##### RECORDS FOR THE TASK

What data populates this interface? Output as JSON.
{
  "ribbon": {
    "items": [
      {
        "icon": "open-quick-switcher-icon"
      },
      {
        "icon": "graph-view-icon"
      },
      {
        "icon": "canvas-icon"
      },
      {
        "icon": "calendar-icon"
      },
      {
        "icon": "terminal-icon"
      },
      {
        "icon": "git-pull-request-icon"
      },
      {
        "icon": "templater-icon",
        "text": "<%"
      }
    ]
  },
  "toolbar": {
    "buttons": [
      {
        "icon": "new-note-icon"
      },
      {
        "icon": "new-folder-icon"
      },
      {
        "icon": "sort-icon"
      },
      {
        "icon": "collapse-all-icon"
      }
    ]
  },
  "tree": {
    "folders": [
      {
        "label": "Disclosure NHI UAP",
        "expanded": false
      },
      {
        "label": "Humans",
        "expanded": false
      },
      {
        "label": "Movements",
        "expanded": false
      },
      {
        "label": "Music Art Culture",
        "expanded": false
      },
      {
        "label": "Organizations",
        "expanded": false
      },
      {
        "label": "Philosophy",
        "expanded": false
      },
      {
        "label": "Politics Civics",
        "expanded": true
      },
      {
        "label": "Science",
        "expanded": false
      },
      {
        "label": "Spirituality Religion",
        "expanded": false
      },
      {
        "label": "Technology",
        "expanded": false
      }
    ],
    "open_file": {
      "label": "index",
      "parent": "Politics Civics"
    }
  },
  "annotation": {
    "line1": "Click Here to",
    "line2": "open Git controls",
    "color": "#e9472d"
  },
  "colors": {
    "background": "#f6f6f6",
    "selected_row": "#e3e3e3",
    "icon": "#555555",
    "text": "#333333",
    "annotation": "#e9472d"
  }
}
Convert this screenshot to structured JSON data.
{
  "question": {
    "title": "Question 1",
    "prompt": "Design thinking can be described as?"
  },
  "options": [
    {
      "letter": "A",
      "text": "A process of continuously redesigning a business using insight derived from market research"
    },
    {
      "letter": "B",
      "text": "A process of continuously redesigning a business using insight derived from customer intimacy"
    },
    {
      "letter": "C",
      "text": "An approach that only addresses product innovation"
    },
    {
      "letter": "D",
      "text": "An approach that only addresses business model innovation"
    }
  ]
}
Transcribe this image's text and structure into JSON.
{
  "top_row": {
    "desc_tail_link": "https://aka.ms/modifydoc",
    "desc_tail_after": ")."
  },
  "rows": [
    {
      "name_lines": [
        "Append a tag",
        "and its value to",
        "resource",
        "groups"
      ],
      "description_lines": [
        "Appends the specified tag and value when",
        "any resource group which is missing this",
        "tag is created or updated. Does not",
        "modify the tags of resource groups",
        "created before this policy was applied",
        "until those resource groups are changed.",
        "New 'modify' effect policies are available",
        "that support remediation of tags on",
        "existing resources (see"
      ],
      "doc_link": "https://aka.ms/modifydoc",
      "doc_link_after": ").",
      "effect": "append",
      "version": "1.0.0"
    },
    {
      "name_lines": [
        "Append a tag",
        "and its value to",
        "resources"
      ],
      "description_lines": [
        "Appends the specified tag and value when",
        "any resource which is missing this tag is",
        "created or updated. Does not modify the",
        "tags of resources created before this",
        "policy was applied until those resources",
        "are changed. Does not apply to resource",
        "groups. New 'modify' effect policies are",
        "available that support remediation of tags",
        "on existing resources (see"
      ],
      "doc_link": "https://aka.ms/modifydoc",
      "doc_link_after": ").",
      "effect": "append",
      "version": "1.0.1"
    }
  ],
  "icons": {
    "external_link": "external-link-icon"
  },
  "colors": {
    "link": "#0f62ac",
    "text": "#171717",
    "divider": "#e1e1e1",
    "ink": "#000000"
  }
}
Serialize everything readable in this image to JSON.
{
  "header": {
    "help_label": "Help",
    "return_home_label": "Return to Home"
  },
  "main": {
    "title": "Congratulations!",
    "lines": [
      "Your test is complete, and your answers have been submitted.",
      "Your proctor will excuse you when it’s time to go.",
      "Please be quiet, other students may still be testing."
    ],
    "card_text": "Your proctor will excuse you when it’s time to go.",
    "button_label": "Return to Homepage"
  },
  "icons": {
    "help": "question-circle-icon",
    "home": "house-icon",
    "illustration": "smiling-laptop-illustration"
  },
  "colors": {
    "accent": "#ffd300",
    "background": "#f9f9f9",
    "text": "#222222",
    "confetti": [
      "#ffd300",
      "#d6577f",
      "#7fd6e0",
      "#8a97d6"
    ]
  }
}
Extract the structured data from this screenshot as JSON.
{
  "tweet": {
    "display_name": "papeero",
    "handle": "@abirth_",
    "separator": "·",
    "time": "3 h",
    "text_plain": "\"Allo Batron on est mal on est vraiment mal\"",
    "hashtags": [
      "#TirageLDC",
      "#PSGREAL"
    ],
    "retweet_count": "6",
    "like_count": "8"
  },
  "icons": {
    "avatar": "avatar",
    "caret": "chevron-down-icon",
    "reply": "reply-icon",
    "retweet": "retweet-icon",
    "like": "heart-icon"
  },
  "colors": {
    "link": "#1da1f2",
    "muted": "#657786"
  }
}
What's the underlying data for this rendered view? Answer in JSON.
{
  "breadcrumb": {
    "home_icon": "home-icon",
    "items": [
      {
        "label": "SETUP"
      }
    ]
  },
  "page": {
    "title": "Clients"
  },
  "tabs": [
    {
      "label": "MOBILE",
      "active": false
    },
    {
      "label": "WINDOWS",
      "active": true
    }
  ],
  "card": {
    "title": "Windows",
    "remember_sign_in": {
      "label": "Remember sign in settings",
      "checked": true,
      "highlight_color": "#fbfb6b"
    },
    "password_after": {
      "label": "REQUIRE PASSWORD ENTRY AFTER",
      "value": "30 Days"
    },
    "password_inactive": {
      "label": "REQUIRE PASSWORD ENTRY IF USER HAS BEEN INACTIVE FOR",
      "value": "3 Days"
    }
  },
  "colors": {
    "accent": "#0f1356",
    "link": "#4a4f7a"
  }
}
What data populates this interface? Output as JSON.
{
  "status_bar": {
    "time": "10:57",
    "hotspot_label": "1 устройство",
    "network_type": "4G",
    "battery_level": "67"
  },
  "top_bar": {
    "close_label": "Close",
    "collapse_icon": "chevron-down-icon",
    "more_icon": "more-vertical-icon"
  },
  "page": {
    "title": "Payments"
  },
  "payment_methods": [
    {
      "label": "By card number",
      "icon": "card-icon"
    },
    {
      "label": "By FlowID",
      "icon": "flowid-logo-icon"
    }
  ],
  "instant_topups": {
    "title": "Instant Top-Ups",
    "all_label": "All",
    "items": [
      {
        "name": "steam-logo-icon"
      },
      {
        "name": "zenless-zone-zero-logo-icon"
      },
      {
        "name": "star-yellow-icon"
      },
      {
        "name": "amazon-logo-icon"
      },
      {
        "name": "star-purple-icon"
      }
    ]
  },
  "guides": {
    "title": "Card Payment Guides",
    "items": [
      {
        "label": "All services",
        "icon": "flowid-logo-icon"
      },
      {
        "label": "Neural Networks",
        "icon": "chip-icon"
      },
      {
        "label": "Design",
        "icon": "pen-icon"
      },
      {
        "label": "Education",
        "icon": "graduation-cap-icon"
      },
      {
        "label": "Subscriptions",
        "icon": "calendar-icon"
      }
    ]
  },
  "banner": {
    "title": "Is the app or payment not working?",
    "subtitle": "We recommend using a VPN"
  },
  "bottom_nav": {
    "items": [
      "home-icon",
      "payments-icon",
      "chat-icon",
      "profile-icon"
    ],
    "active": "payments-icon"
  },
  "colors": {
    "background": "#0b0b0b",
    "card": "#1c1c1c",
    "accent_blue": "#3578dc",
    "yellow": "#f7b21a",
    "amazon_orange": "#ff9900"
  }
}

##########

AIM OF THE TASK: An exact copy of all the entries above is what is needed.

RESULT BELOW:
What data populates this interface? Output as JSON.
{
  "ribbon": {
    "items": [
      {
        "icon": "open-quick-switcher-icon"
      },
      {
        "icon": "graph-view-icon"
      },
      {
        "icon": "canvas-icon"
      },
      {
        "icon": "calendar-icon"
      },
      {
        "icon": "terminal-icon"
      },
      {
        "icon": "git-pull-request-icon"
      },
      {
        "icon": "templater-icon",
        "text": "<%"
      }
    ]
  },
  "toolbar": {
    "buttons": [
      {
        "icon": "new-note-icon"
      },
      {
        "icon": "new-folder-icon"
      },
      {
        "icon": "sort-icon"
      },
      {
        "icon": "collapse-all-icon"
      }
    ]
  },
  "tree": {
    "folders": [
      {
        "label": "Disclosure NHI UAP",
        "expanded": false
      },
      {
        "label": "Humans",
        "expanded": false
      },
      {
        "label": "Movements",
        "expanded": false
      },
      {
        "label": "Music Art Culture",
        "expanded": false
      },
      {
        "label": "Organizations",
        "expanded": false
      },
      {
        "label": "Philosophy",
        "expanded": false
      },
      {
        "label": "Politics Civics",
        "expanded": true
      },
      {
        "label": "Science",
        "expanded": false
      },
      {
        "label": "Spirituality Religion",
        "expanded": false
      },
      {
        "label": "Technology",
        "expanded": false
      }
    ],
    "open_file": {
      "label": "index",
      "parent": "Politics Civics"
    }
  },
  "annotation": {
    "line1": "Click Here to",
    "line2": "open Git controls",
    "color": "#e9472d"
  },
  "colors": {
    "background": "#f6f6f6",
    "selected_row": "#e3e3e3",
    "icon": "#555555",
    "text": "#333333",
    "annotation": "#e9472d"
  }
}
Convert this screenshot to structured JSON data.
{
  "question": {
    "title": "Question 1",
    "prompt": "Design thinking can be described as?"
  },
  "options": [
    {
      "letter": "A",
      "text": "A process of continuously redesigning a business using insight derived from market research"
    },
    {
      "letter": "B",
      "text": "A process of continuously redesigning a business using insight derived from customer intimacy"
    },
    {
      "letter": "C",
      "text": "An approach that only addresses product innovation"
    },
    {
      "letter": "D",
      "text": "An approach that only addresses business model innovation"
    }
  ]
}
Transcribe this image's text and structure into JSON.
{
  "top_row": {
    "desc_tail_link": "https://aka.ms/modifydoc",
    "desc_tail_after": ")."
  },
  "rows": [
    {
      "name_lines": [
        "Append a tag",
        "and its value to",
        "resource",
        "groups"
      ],
      "description_lines": [
        "Appends the specified tag and value when",
        "any resource group which is missing this",
        "tag is created or updated. Does not",
        "modify the tags of resource groups",
        "created before this policy was applied",
        "until those resource groups are changed.",
        "New 'modify' effect policies are available",
        "that support remediation of tags on",
        "existing resources (see"
      ],
      "doc_link": "https://aka.ms/modifydoc",
      "doc_link_after": ").",
      "effect": "append",
      "version": "1.0.0"
    },
    {
      "name_lines": [
        "Append a tag",
        "and its value to",
        "resources"
      ],
      "description_lines": [
        "Appends the specified tag and value when",
        "any resource which is missing this tag is",
        "created or updated. Does not modify the",
        "tags of resources created before this",
        "policy was applied until those resources",
        "are changed. Does not apply to resource",
        "groups. New 'modify' effect policies are",
        "available that support remediation of tags",
        "on existing resources (see"
      ],
      "doc_link": "https://aka.ms/modifydoc",
      "doc_link_after": ").",
      "effect": "append",
      "version": "1.0.1"
    }
  ],
  "icons": {
    "external_link": "external-link-icon"
  },
  "colors": {
    "link": "#0f62ac",
    "text": "#171717",
    "divider": "#e1e1e1",
    "ink": "#000000"
  }
}
Serialize everything readable in this image to JSON.
{
  "header": {
    "help_label": "Help",
    "return_home_label": "Return to Home"
  },
  "main": {
    "title": "Congratulations!",
    "lines": [
      "Your test is complete, and your answers have been submitted.",
      "Your proctor will excuse you when it’s time to go.",
      "Please be quiet, other students may still be testing."
    ],
    "card_text": "Your proctor will excuse you when it’s time to go.",
    "button_label": "Return to Homepage"
  },
  "icons": {
    "help": "question-circle-icon",
    "home": "house-icon",
    "illustration": "smiling-laptop-illustration"
  },
  "colors": {
    "accent": "#ffd300",
    "background": "#f9f9f9",
    "text": "#222222",
    "confetti": [
      "#ffd300",
      "#d6577f",
      "#7fd6e0",
      "#8a97d6"
    ]
  }
}
Extract the structured data from this screenshot as JSON.
{
  "tweet": {
    "display_name": "papeero",
    "handle": "@abirth_",
    "separator": "·",
    "time": "3 h",
    "text_plain": "\"Allo Batron on est mal on est vraiment mal\"",
    "hashtags": [
      "#TirageLDC",
      "#PSGREAL"
    ],
    "retweet_count": "6",
    "like_count": "8"
  },
  "icons": {
    "avatar": "avatar",
    "caret": "chevron-down-icon",
    "reply": "reply-icon",
    "retweet": "retweet-icon",
    "like": "heart-icon"
  },
  "colors": {
    "link": "#1da1f2",
    "muted": "#657786"
  }
}
What's the underlying data for this rendered view? Answer in JSON.
{
  "breadcrumb": {
    "home_icon": "home-icon",
    "items": [
      {
        "label": "SETUP"
      }
    ]
  },
  "page": {
    "title": "Clients"
  },
  "tabs": [
    {
      "label": "MOBILE",
      "active": false
    },
    {
      "label": "WINDOWS",
      "active": true
    }
  ],
  "card": {
    "title": "Windows",
    "remember_sign_in": {
      "label": "Remember sign in settings",
      "checked": true,
      "highlight_color": "#fbfb6b"
    },
    "password_after": {
      "label": "REQUIRE PASSWORD ENTRY AFTER",
      "value": "30 Days"
    },
    "password_inactive": {
      "label": "REQUIRE PASSWORD ENTRY IF USER HAS BEEN INACTIVE FOR",
      "value": "3 Days"
    }
  },
  "colors": {
    "accent": "#0f1356",
    "link": "#4a4f7a"
  }
}
What data populates this interface? Output as JSON.
{
  "status_bar": {
    "time": "10:57",
    "hotspot_label": "1 устройство",
    "network_type": "4G",
    "battery_level": "67"
  },
  "top_bar": {
    "close_label": "Close",
    "collapse_icon": "chevron-down-icon",
    "more_icon": "more-vertical-icon"
  },
  "page": {
    "title": "Payments"
  },
  "payment_methods": [
    {
      "label": "By card number",
      "icon": "card-icon"
    },
    {
      "label": "By FlowID",
      "icon": "flowid-logo-icon"
    }
  ],
  "instant_topups": {
    "title": "Instant Top-Ups",
    "all_label": "All",
    "items": [
      {
        "name": "steam-logo-icon"
      },
      {
        "name": "zenless-zone-zero-logo-icon"
      },
      {
        "name": "star-yellow-icon"
      },
      {
        "name": "amazon-logo-icon"
      },
      {
        "name": "star-purple-icon"
      }
    ]
  },
  "guides": {
    "title": "Card Payment Guides",
    "items": [
      {
        "label": "All services",
        "icon": "flowid-logo-icon"
      },
      {
        "label": "Neural Networks",
        "icon": "chip-icon"
      },
      {
        "label": "Design",
        "icon": "pen-icon"
      },
      {
        "label": "Education",
        "icon": "graduation-cap-icon"
      },
      {
        "label": "Subscriptions",
        "icon": "calendar-icon"
      }
    ]
  },
  "banner": {
    "title": "Is the app or payment not working?",
    "subtitle": "We recommend using a VPN"
  },
  "bottom_nav": {
    "items": [
      "home-icon",
      "payments-icon",
      "chat-icon",
      "profile-icon"
    ],
    "active": "payments-icon"
  },
  "colors": {
    "background": "#0b0b0b",
    "card": "#1c1c1c",
    "accent_blue": "#3578dc",
    "yellow": "#f7b21a",
    "amazon_orange": "#ff9900"
  }
}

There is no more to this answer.